Let people know you care and that you are there for them if they need you. One of the things I started doing after what happened with Jack Hatton was I first talked to my club at practice and make sure they all know that I care about them, not just as judo athletes or members of my club, but as people. I let them know that if at any time they feel overwhelmed and don’t know where to turn, they can turn to me. I did that in person but I also periodically post messages to our Facebook group page letting them know that I care and asking them to please reach out either to me or someone if they feel down. I still do it periodically especially since I read that depression and suicides skyrocketed with the COVID lockdowns over the past year. I don’t know if those messages are helping and hopefully no one in our group needs to see them, but I would rather post them and have no one need them than to have someone feel alone and that no one cares and not post something. I just want them to know that I do care, and I do love them, and when they aren’t in practice, I notice. I notice as a coach wondering why they are not in practice, but, especially these days, I notice as someone who truly cares for and is here for them.
If you are reading this and know someone who seems off or down, maybe it is just a bad day, but maybe not, reach out just so they know there is someone who cares. If you are reading this and you feel alone that that no one cares, first know that people care, I care, and second, please reach out to someone for help. I tell me students that they can always come to me but if they don’t feel comfortable coming to me, go to someone, anyone, and seek professional help. There is no shame in asking for help. We all need help from time to time.
If you are thinking of hurting yourself, please don’t. Please seek professional help. If you don’t know where to go you can call the national suicide prevention line at 800-273-8255 24 hours a day and you can remain anonymous. No matter how hard things get, the people in your life do care, please don’t suffer alone. Reach out and let someone help you!

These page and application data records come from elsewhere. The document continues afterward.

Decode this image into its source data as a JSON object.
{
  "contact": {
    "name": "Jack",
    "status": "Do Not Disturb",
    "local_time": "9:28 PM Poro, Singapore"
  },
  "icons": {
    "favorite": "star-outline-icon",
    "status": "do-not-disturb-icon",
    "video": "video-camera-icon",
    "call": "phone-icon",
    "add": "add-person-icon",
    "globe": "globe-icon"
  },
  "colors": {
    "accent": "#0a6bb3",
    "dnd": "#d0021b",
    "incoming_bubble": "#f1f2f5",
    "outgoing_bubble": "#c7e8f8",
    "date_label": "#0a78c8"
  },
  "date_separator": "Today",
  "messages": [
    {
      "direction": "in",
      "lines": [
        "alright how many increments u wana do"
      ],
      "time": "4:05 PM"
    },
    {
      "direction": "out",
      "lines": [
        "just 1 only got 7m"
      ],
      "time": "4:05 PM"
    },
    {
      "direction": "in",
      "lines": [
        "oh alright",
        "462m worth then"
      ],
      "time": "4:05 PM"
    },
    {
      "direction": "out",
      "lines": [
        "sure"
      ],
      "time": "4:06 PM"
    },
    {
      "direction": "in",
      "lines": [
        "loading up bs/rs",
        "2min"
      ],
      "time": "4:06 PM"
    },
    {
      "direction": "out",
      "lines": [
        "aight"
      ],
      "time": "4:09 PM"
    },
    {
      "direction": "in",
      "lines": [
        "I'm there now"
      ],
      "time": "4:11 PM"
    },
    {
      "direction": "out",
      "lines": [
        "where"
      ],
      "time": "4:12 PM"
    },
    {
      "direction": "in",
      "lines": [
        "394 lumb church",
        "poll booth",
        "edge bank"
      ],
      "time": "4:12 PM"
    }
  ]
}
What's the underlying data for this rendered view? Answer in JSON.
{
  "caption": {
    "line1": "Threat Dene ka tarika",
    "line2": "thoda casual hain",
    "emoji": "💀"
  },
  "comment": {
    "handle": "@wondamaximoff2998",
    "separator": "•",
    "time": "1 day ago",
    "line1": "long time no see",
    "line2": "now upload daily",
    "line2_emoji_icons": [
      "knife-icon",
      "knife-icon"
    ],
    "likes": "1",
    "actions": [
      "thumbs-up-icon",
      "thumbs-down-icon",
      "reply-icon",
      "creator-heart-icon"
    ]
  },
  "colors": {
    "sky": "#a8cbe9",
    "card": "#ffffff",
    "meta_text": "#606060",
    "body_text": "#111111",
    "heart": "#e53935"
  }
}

Please share this article and most importantly please let the people in your life know that they matter to you and that you love them.
Thanks for reading,